(TASK DIRECTIONS)
Nothing but the data itself, reproduced exactly, is the expected answer.

(RECORDS FOR THE EXERCISE)
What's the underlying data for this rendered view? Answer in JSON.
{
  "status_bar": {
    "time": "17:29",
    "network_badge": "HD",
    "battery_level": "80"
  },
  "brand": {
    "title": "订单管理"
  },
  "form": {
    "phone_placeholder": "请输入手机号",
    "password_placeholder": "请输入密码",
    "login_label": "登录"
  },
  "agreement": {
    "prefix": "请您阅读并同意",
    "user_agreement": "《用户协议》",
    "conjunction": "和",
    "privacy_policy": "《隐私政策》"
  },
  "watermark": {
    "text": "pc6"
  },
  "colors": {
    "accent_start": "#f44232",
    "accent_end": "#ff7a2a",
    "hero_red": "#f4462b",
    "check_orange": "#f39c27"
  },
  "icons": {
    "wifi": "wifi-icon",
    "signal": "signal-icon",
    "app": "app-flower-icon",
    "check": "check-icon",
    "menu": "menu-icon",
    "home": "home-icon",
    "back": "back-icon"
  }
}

(FINISHED TASK)
What's the underlying data for this rendered view? Answer in JSON.
{
  "status_bar": {
    "time": "17:29",
    "network_badge": "HD",
    "battery_level": "80"
  },
  "brand": {
    "title": "订单管理"
  },
  "form": {
    "phone_placeholder": "请输入手机号",
    "password_placeholder": "请输入密码",
    "login_label": "登录"
  },
  "agreement": {
    "prefix": "请您阅读并同意",
    "user_agreement": "《用户协议》",
    "conjunction": "和",
    "privacy_policy": "《隐私政策》"
  },
  "watermark": {
    "text": "pc6"
  },
  "colors": {
    "accent_start": "#f44232",
    "accent_end": "#ff7a2a",
    "hero_red": "#f4462b",
    "check_orange": "#f39c27"
  },
  "icons": {
    "wifi": "wifi-icon",
    "signal": "signal-icon",
    "app": "app-flower-icon",
    "check": "check-icon",
    "menu": "menu-icon",
    "home": "home-icon",
    "back": "back-icon"
  }
}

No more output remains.